My Facebook to Twitter Blunder, Exposed

If there is one thing all of us here at Cosmetic Social Media are, it’s that we are honest. And when we make a blunder, even when it is unintentional, we want to let you know so you won’t make it too.

THE BLUNDER:

This morning, I went into my Twitter feed on Hootsuite and noticed a message in my personal account. Twitter user @eddieanne alerted me to the fact that something wonky was happening in my twitter feed – it was seemingly replicating messages our of Facebook. If you are on the receiving end of identical tweets flooding your feed all at once, it can be really annoying. Thankfully she took the time to tell me or I may not have noticed this glitch in the Facebook to Twitter auto feed.

 As you can see in this screen capture, there were multiple tweets with exactly the same language, but with different URL’s attached linking back to the post. So what was the issue? Was it a random social media technical difficulty (common) or something more?

THE CAUSE:

What actually caused this was the upload of a photo album to my profile. I was on my iPhone and created an album for the Fish Tacos for Firefighters event that I had volunteered with the night before. You can select up to 30 photos at a time to go into a particular album. This was my second upload of 30 photos and I gave the description “More photos” to the group of them.

What Facebook did was to treat all 30 photos as their own unique individual post, which, in a way they are because each photo has its own URL.  BUT the photos only show up in your Facebook feed as one post – namely, that you added photos to a photo album. Because of the unique URL assigned by Facebook to each photo, this triggered 30 separate tweets to got out to Twitter.  I thought it would treat the whole album as one post – thus one tweet. Wrong.

LESSONS LEARNED:

* Be careful when hooking up your Facebook  to Twitter feed. Either temporarily disable this function before uploading a group of photos, or turn it off completely and post to Twitter manually every time.

* If you see something weird going on, be like @eddieanne and let the person know. It’s nice twitter etiquette to bring it to their attention!

SIDE NOTE:

There are a lot of people who don’t believe it’s good practice to auto post from Facebook to Twitter. I, however, think it’s okay for this reason: In an ideal world, sure, re-craft every post to be the perfect tweet. But if you are posting one to three times a day on Facebook, those few Facebook post tweets are really not going to negatively impact your Twitter profile. As long as you are taking the time to be in Twitter for the vast majority of your Twitter engagement, then I don’t see using the auto-post feature as a problem.

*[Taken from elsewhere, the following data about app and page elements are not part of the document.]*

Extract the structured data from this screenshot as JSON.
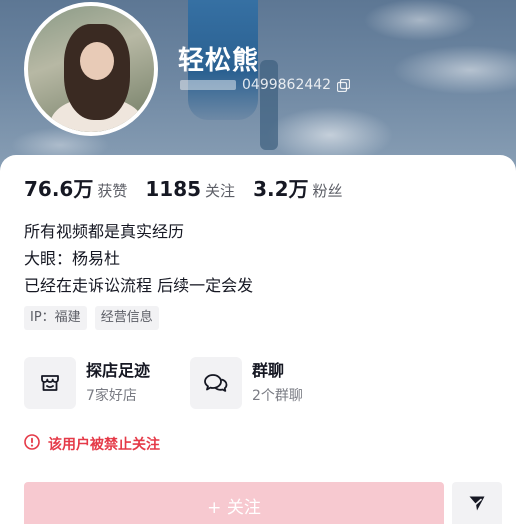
{
  "profile": {
    "nickname": "轻松熊",
    "account_id": "0499862442"
  },
  "stats": [
    {
      "value": "76.6万",
      "label": "获赞"
    },
    {
      "value": "1185",
      "label": "关注"
    },
    {
      "value": "3.2万",
      "label": "粉丝"
    }
  ],
  "bio": {
    "line1": "所有视频都是真实经历",
    "line2": "大眼：杨易杜",
    "line3": "已经在走诉讼流程 后续一定会发"
  },
  "tags": {
    "ip": "IP：福建",
    "business": "经营信息"
  },
  "services": {
    "store_visits": {
      "title": "探店足迹",
      "subtitle": "7家好店"
    },
    "group_chat": {
      "title": "群聊",
      "subtitle": "2个群聊"
    }
  },
  "notice": {
    "banned_text": "该用户被禁止关注"
  },
  "actions": {
    "follow_label": "+ 关注"
  },
  "colors": {
    "follow_button_disabled": "#f7c9d0",
    "warning_red": "#e53a48"
  }
}
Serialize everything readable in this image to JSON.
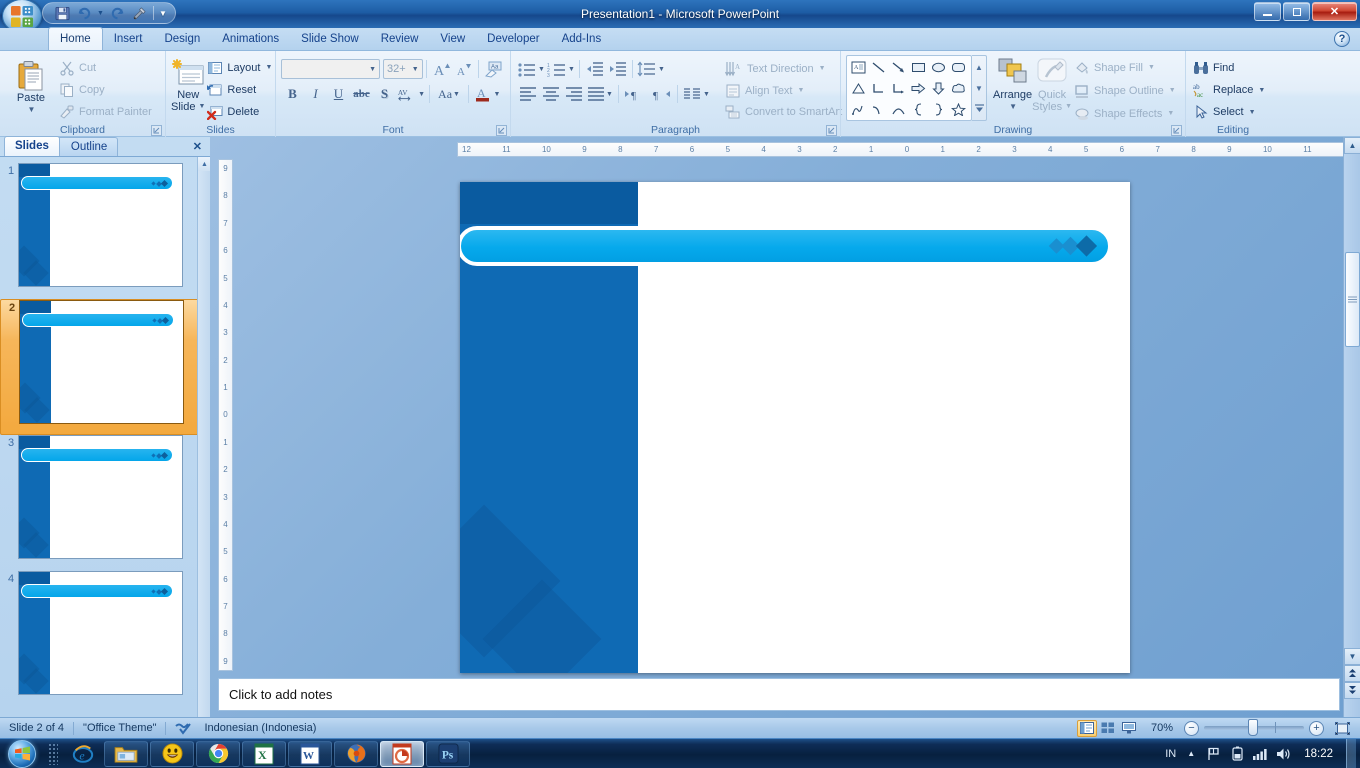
{
  "window": {
    "title": "Presentation1 - Microsoft PowerPoint",
    "minimize": "–",
    "maximize": "❐",
    "close": "✕",
    "office_button": "office-logo",
    "help": "?"
  },
  "quick_access": [
    {
      "name": "save",
      "icon": "save-icon"
    },
    {
      "name": "undo",
      "icon": "undo-icon"
    },
    {
      "name": "undo-dropdown",
      "icon": "chevron-down-icon"
    },
    {
      "name": "redo",
      "icon": "redo-icon"
    },
    {
      "name": "customize-tools",
      "icon": "tools-icon"
    },
    {
      "name": "customize-qat",
      "icon": "chevron-down-icon"
    }
  ],
  "tabs": [
    {
      "label": "Home",
      "active": true
    },
    {
      "label": "Insert",
      "active": false
    },
    {
      "label": "Design",
      "active": false
    },
    {
      "label": "Animations",
      "active": false
    },
    {
      "label": "Slide Show",
      "active": false
    },
    {
      "label": "Review",
      "active": false
    },
    {
      "label": "View",
      "active": false
    },
    {
      "label": "Developer",
      "active": false
    },
    {
      "label": "Add-Ins",
      "active": false
    }
  ],
  "ribbon": {
    "clipboard": {
      "label": "Clipboard",
      "paste": "Paste",
      "cut": "Cut",
      "copy": "Copy",
      "format_painter": "Format Painter"
    },
    "slides": {
      "label": "Slides",
      "new_slide_line1": "New",
      "new_slide_line2": "Slide",
      "layout": "Layout",
      "reset": "Reset",
      "delete": "Delete"
    },
    "font": {
      "label": "Font",
      "font_name_value": "",
      "font_size_value": "32+",
      "bold": "B",
      "italic": "I",
      "underline": "U",
      "strikethrough": "abc",
      "shadow": "S",
      "character_spacing": "AV",
      "change_case": "Aa",
      "font_color": "A",
      "grow_font": "A",
      "shrink_font": "A",
      "clear_formatting": "Aa"
    },
    "paragraph": {
      "label": "Paragraph",
      "text_direction": "Text Direction",
      "align_text": "Align Text",
      "convert_to_smartart": "Convert to SmartArt"
    },
    "drawing": {
      "label": "Drawing",
      "arrange": "Arrange",
      "quick_styles_line1": "Quick",
      "quick_styles_line2": "Styles",
      "shape_fill": "Shape Fill",
      "shape_outline": "Shape Outline",
      "shape_effects": "Shape Effects",
      "shapes": [
        "text-box-shape",
        "line-shape",
        "arrow-shape",
        "rectangle-shape",
        "oval-shape",
        "rounded-rectangle-shape",
        "triangle-shape",
        "elbow-connector-shape",
        "elbow-arrow-connector-shape",
        "right-arrow-shape",
        "down-arrow-shape",
        "cloud-shape",
        "scribble-shape",
        "curve-shape",
        "arc-shape",
        "left-brace-shape",
        "right-brace-shape",
        "star-shape"
      ]
    },
    "editing": {
      "label": "Editing",
      "find": "Find",
      "replace": "Replace",
      "select": "Select"
    }
  },
  "left_panel": {
    "tabs": [
      {
        "label": "Slides",
        "active": true
      },
      {
        "label": "Outline",
        "active": false
      }
    ],
    "close": "✕",
    "slides": [
      {
        "number": "1",
        "selected": false
      },
      {
        "number": "2",
        "selected": true
      },
      {
        "number": "3",
        "selected": false
      },
      {
        "number": "4",
        "selected": false
      }
    ]
  },
  "ruler": {
    "horizontal": [
      "12",
      "11",
      "10",
      "9",
      "8",
      "7",
      "6",
      "5",
      "4",
      "3",
      "2",
      "1",
      "0",
      "1",
      "2",
      "3",
      "4",
      "5",
      "6",
      "7",
      "8",
      "9",
      "10",
      "11",
      "12"
    ],
    "vertical": [
      "9",
      "8",
      "7",
      "6",
      "5",
      "4",
      "3",
      "2",
      "1",
      "0",
      "1",
      "2",
      "3",
      "4",
      "5",
      "6",
      "7",
      "8",
      "9"
    ]
  },
  "slide": {
    "theme_colors": {
      "left_bar": "#0f6ab4",
      "top_header": "#0a5ba0",
      "banner_start": "#2cb8f0",
      "banner_end": "#029fe3",
      "diamond": "rgba(12,86,150,.40)"
    },
    "dots_count": 3
  },
  "notes": {
    "placeholder": "Click to add notes"
  },
  "status_bar": {
    "slide_info": "Slide 2 of 4",
    "theme": "\"Office Theme\"",
    "language": "Indonesian (Indonesia)",
    "spell_icon": "spell-check-icon",
    "zoom_value": "70%",
    "zoom_out": "−",
    "zoom_in": "+",
    "views": [
      {
        "name": "normal-view",
        "active": true
      },
      {
        "name": "slide-sorter-view",
        "active": false
      },
      {
        "name": "slide-show-view",
        "active": false
      }
    ],
    "fit_to_window": "fit-slide-icon"
  },
  "taskbar": {
    "start": "windows-start-icon",
    "items": [
      {
        "name": "internet-explorer",
        "icon": "ie-icon",
        "active": false,
        "plain": true
      },
      {
        "name": "windows-explorer",
        "icon": "folder-icon",
        "active": false
      },
      {
        "name": "yahoo-messenger",
        "icon": "smiley-icon",
        "active": false
      },
      {
        "name": "google-chrome",
        "icon": "chrome-icon",
        "active": false
      },
      {
        "name": "microsoft-excel",
        "icon": "excel-icon",
        "active": false
      },
      {
        "name": "microsoft-word",
        "icon": "word-icon",
        "active": false
      },
      {
        "name": "mozilla-firefox",
        "icon": "firefox-icon",
        "active": false
      },
      {
        "name": "microsoft-powerpoint",
        "icon": "powerpoint-icon",
        "active": true
      },
      {
        "name": "adobe-photoshop",
        "icon": "photoshop-icon",
        "active": false
      }
    ],
    "tray": {
      "language": "IN",
      "show_hidden": "chevron-up-icon",
      "action_center": "flag-icon",
      "battery": "battery-icon",
      "network": "signal-icon",
      "volume": "speaker-icon",
      "clock": "18:22"
    }
  }
}
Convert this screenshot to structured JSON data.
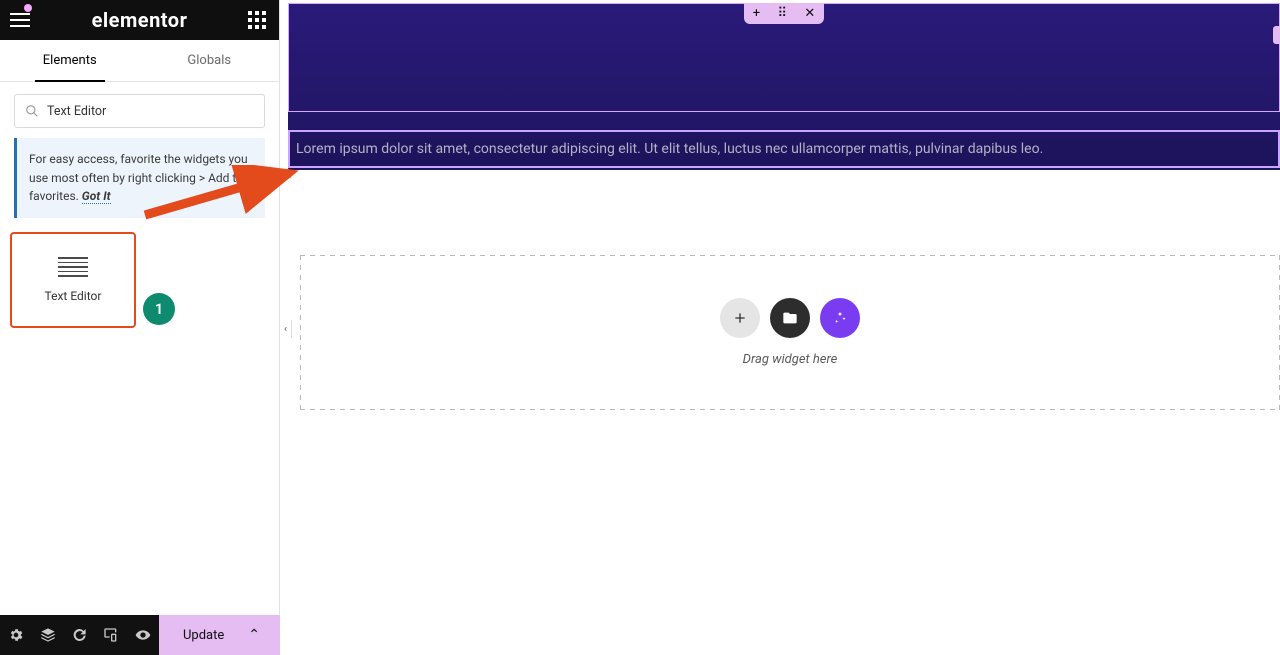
{
  "brand": "elementor",
  "tabs": {
    "elements": "Elements",
    "globals": "Globals"
  },
  "search": {
    "value": "Text Editor"
  },
  "tip": {
    "body": "For easy access, favorite the widgets you use most often by right clicking > Add to favorites.",
    "gotIt": "Got It"
  },
  "widget": {
    "label": "Text Editor"
  },
  "footer": {
    "update": "Update"
  },
  "preview": {
    "textBlock": "Lorem ipsum dolor sit amet, consectetur adipiscing elit. Ut elit tellus, luctus nec ullamcorper mattis, pulvinar dapibus leo.",
    "dropLabel": "Drag widget here"
  },
  "annotation": {
    "step": "1"
  }
}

That being said, make sure that you DO NOT have your Twitter posts auto-feeding into Facebook. Since Twitter is a fast-paced social platform, you are going to have many, many more tweets/posts per day. If you had all of this activity auto-posting into the slower, more leisurely pace of Facebook, you’ll most likely get hidden from the news feed by your friends and fans. In other words, people would “hide” your updates, or un-follow you entirely, due to frequent 140 character messages from you flooding their News Feed.